EXERCISE:
Filter the records below down to lines containing "응시자는".

[[ RECORDED INFORMATION, beginning ]]

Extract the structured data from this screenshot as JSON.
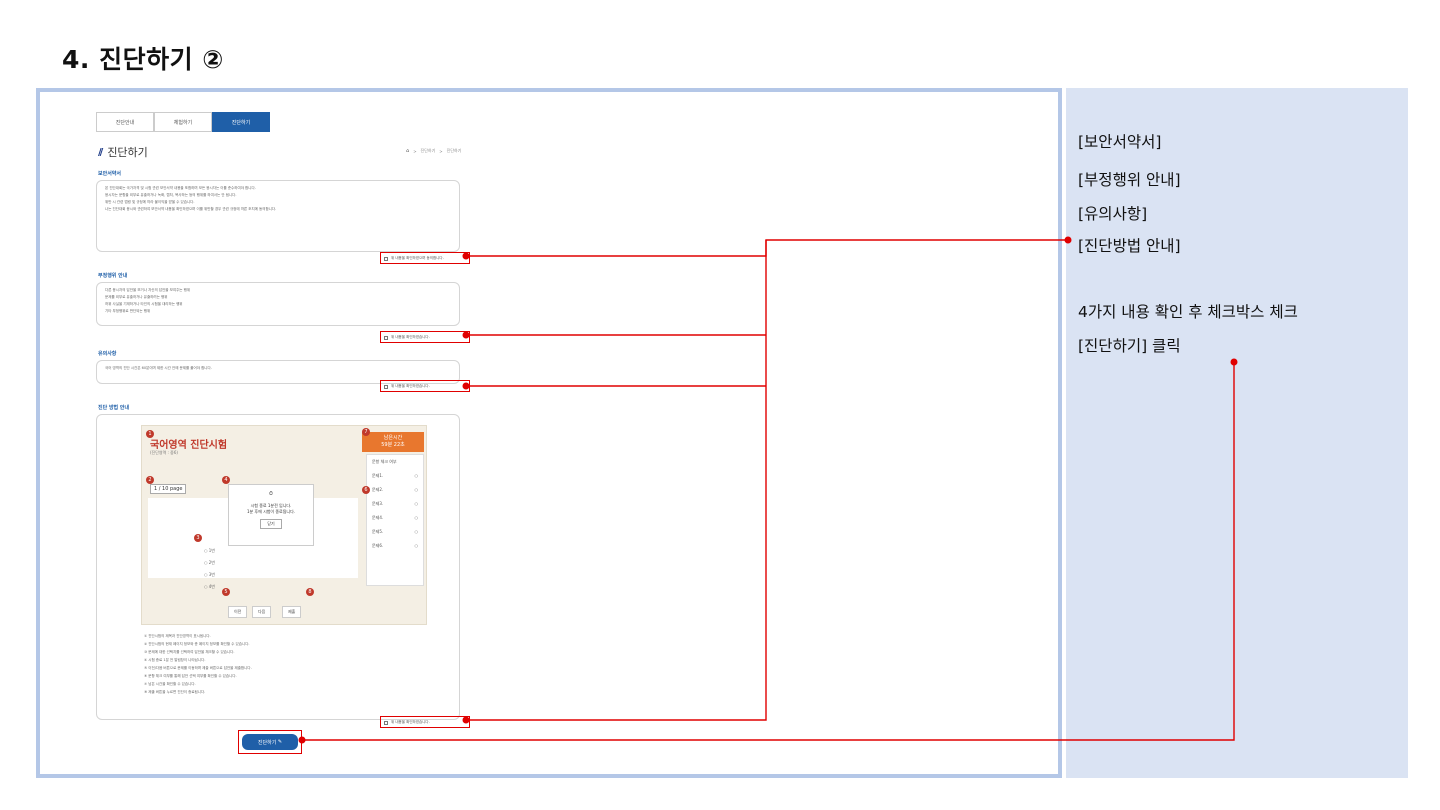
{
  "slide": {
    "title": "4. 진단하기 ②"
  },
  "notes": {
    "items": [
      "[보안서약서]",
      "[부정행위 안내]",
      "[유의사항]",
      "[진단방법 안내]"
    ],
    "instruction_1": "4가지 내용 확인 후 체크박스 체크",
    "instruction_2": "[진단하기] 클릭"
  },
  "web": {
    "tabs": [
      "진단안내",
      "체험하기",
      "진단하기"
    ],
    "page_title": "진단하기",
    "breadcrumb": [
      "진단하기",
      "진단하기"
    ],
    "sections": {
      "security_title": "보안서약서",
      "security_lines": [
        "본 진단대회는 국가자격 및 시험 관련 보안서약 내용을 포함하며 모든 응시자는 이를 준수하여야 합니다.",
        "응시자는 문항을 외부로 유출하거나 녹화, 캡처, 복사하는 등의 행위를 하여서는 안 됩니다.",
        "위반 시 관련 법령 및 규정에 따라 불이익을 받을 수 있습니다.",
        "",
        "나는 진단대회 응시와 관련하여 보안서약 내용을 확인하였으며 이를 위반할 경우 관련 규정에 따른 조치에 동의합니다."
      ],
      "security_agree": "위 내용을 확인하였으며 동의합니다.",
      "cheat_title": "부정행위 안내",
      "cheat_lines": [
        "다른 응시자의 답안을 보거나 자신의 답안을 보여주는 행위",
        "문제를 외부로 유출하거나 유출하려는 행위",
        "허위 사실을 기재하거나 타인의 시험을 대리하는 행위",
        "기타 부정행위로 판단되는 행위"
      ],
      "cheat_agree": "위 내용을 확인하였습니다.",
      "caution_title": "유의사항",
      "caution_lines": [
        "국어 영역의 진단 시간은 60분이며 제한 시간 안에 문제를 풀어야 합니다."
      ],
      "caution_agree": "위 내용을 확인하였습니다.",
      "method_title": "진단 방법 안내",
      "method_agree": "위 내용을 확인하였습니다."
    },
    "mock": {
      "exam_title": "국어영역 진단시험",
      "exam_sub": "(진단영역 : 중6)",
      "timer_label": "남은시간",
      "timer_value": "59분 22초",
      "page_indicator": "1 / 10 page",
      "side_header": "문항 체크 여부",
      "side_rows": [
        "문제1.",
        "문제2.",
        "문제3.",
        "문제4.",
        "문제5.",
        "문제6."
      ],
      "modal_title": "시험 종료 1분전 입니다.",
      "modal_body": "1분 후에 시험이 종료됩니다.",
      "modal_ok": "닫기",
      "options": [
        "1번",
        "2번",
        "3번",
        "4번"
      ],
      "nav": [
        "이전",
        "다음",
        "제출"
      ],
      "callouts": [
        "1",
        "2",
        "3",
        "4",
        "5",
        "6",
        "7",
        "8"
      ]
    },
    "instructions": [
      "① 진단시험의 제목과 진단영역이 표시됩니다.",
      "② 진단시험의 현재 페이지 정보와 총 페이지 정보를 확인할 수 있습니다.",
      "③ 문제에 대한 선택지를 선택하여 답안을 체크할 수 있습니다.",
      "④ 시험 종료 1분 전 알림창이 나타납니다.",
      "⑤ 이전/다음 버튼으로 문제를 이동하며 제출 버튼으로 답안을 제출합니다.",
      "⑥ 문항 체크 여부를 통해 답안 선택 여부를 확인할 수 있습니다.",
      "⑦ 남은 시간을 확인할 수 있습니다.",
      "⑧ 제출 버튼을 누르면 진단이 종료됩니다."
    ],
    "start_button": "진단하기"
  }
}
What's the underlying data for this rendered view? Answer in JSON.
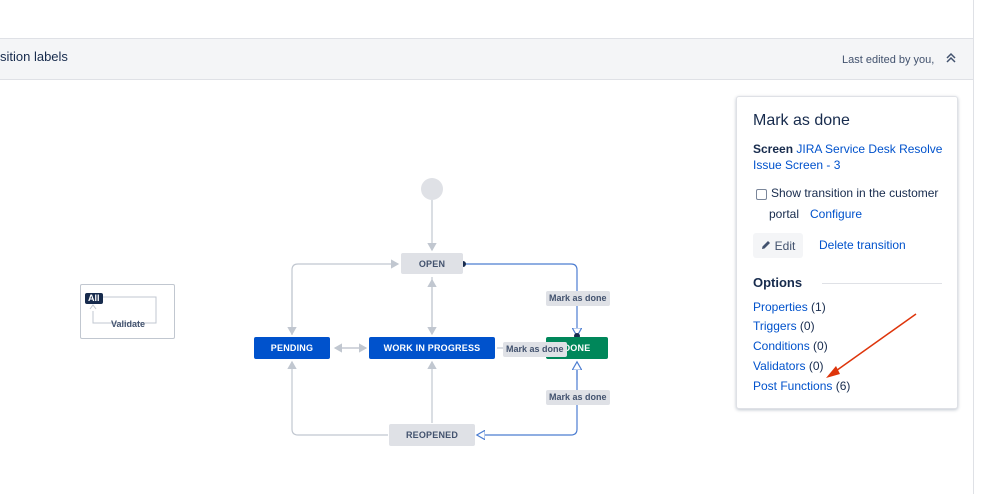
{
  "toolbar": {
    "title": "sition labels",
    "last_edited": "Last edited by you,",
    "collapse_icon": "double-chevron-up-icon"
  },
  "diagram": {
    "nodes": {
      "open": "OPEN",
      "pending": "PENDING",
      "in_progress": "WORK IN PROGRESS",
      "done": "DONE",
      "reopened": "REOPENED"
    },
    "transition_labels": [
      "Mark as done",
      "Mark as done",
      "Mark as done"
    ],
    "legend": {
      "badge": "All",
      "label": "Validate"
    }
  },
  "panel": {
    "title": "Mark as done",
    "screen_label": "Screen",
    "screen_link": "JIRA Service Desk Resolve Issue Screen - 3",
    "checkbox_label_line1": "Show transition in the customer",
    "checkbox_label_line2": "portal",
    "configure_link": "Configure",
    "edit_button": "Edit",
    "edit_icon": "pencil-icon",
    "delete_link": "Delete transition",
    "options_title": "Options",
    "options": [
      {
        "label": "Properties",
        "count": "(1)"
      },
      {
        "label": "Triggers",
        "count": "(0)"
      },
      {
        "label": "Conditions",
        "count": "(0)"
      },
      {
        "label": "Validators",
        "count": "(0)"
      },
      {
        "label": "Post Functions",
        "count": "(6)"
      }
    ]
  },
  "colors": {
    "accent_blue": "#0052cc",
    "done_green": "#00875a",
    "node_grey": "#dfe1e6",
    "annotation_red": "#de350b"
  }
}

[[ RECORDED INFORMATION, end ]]
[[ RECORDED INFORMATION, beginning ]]

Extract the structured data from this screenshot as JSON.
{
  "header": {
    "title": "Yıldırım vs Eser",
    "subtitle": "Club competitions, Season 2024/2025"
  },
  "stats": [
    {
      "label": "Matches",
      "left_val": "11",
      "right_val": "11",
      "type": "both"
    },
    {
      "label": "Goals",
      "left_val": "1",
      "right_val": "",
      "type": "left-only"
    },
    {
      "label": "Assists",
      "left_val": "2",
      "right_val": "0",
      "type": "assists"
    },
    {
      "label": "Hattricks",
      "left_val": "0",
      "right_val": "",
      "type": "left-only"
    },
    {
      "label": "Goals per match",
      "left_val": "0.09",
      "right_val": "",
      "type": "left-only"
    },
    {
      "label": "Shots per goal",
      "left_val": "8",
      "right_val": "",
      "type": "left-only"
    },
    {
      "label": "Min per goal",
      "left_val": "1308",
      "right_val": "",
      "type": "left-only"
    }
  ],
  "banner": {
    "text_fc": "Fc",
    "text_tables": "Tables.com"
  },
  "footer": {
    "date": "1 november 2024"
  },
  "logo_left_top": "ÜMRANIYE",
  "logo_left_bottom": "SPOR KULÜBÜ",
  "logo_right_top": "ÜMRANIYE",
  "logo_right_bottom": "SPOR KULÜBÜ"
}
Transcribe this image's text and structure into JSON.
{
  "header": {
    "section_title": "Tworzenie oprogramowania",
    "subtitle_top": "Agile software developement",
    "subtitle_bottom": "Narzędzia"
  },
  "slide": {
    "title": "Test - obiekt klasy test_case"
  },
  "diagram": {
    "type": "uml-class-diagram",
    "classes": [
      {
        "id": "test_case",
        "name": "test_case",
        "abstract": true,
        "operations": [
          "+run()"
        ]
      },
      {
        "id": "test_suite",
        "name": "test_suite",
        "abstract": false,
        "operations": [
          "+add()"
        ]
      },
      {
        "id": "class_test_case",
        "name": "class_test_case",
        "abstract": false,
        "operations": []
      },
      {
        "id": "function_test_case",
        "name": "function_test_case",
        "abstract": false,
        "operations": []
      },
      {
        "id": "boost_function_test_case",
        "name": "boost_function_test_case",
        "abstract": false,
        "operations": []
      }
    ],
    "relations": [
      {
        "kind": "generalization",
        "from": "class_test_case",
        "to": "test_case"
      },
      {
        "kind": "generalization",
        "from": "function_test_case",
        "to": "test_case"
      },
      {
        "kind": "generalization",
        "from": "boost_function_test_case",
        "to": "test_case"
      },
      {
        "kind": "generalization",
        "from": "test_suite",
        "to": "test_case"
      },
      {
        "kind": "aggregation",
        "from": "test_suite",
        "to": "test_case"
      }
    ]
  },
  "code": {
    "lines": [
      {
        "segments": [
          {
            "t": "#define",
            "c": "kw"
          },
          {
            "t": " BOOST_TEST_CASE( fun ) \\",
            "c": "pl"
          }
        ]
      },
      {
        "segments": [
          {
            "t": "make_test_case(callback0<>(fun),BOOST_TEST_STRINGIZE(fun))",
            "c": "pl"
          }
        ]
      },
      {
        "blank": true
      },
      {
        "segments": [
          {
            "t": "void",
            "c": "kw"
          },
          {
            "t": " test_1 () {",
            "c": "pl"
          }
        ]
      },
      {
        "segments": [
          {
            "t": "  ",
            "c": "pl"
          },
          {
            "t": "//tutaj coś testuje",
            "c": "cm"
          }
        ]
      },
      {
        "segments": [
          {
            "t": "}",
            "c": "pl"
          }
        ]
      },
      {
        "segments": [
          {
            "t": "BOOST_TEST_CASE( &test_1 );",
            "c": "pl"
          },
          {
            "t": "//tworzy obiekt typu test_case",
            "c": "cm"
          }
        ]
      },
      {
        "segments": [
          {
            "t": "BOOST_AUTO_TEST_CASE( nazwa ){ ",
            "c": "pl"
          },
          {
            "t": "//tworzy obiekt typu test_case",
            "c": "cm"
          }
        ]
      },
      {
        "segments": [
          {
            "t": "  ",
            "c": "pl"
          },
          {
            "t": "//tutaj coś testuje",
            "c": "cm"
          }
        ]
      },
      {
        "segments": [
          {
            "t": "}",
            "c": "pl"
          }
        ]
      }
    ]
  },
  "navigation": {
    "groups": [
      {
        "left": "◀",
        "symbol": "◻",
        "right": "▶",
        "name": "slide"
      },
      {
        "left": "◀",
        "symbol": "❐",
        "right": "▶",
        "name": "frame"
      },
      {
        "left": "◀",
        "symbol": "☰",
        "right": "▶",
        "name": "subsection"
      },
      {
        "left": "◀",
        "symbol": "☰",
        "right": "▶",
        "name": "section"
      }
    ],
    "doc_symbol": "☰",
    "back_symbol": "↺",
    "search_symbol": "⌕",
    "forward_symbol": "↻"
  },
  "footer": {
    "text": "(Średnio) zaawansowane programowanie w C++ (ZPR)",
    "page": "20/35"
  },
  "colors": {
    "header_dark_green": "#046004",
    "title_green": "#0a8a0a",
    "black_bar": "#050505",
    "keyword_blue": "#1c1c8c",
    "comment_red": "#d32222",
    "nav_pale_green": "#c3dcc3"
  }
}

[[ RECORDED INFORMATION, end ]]

RESULT OF THIS EXERCISE:
        "본 진단대회는 국가자격 및 시험 관련 보안서약 내용을 포함하며 모든 응시자는 이를 준수하여야 합니다.",
        "응시자는 문항을 외부로 유출하거나 녹화, 캡처, 복사하는 등의 행위를 하여서는 안 됩니다.",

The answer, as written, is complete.